Ireland’s government is seeking to make it easier for the country’s paper manufacturers to switch to cheaper Chinese-made paper for their books, magazines and newspapers, with plans to raise the minimum price of the paper by around 30pc in a bid to boost the economy and jobs.
The move is being welcomed by the countrys top trade unionists as a step in the right direction.
“I believe that this is the right thing to do, that it will create a lot of jobs and boost Ireland’s competitiveness,” said Paul Murphy, president of the Irish Newspaper and Publishing Association (INPA).
“I am very confident that if this bill passes we will see a lot more paper going to China.”

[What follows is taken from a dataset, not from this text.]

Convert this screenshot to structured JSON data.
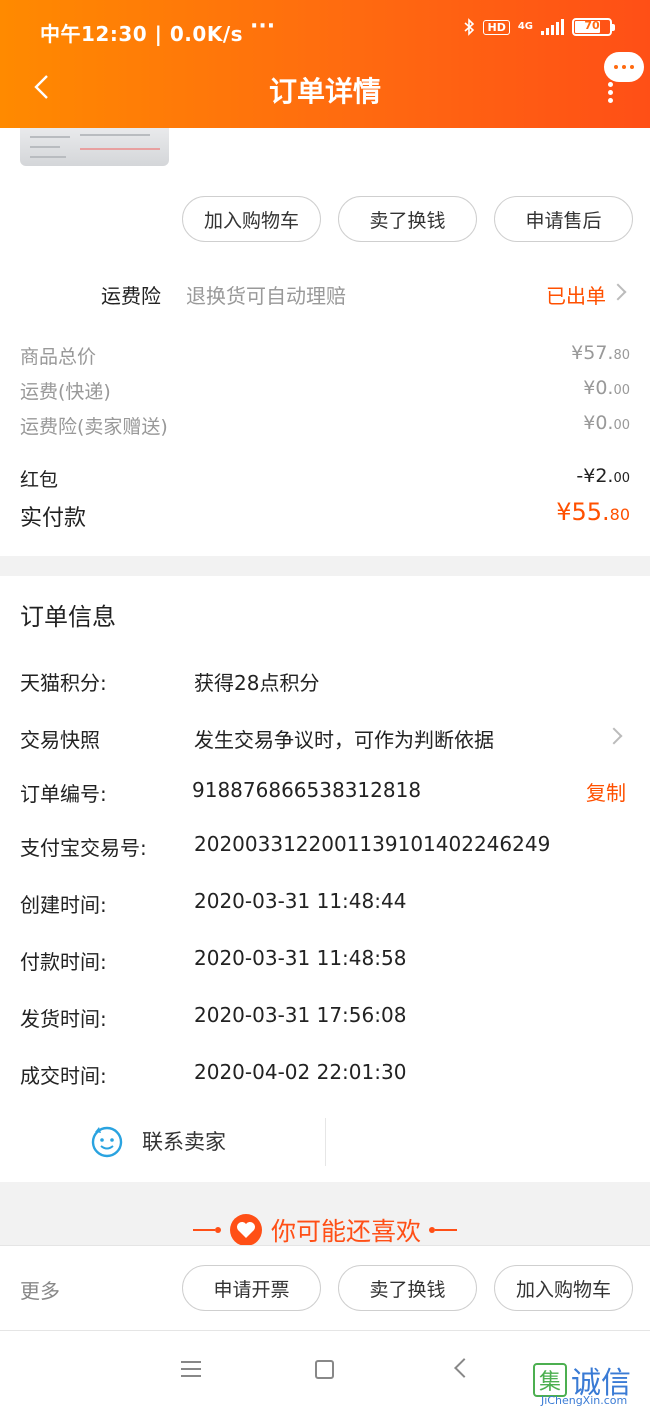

The Irish government is considering legislation that would allow the paper industries to switch from China to cheaper Asian-made papers.
But Mr Murphy said the plan was a “step in the wrong direction”.
The legislation is expected to be introduced in the coming weeks.
The Irish Independent understands that the government is also considering a package of changes to the way that newspapers are produced, and how the paper is delivered.
The government says it is not a tax increase, but the move will create an extra $10bn in tax revenue, which will be used to create jobs and support Ireland’s economy.
Under the legislation, a paper manufacturer would have to pay an extra fee for each copy sold.
The new fee would be imposed at a rate of 30pc.
The fee would also be applied to all paper in the paper manufacturing sector, and the Irish paper industry as a whole.
The legislation, if passed, will also apply to the distribution of paper.
Under current rules, a company that sells newspapers in Ireland must pay a tax of 10pc of sales, with an additional levy of 5pc for every copy sold through its website or other online outlets.
The Fine Gael party has been among the strongest opponents of the legislation.
It said the measure would allow companies to “self-regulate” to avoid paying the tax.
“It is an attack on the paper, on the livelihoods of millions of people across Ireland, and it is an assault on the integrity of the free market,” said Irish Independent columnist Brian Walsh.
There will be many more debates and decisions about the future of the industry, but in the meantime, the industry will continue to be driven by profit, and will not be allowed to prosper.”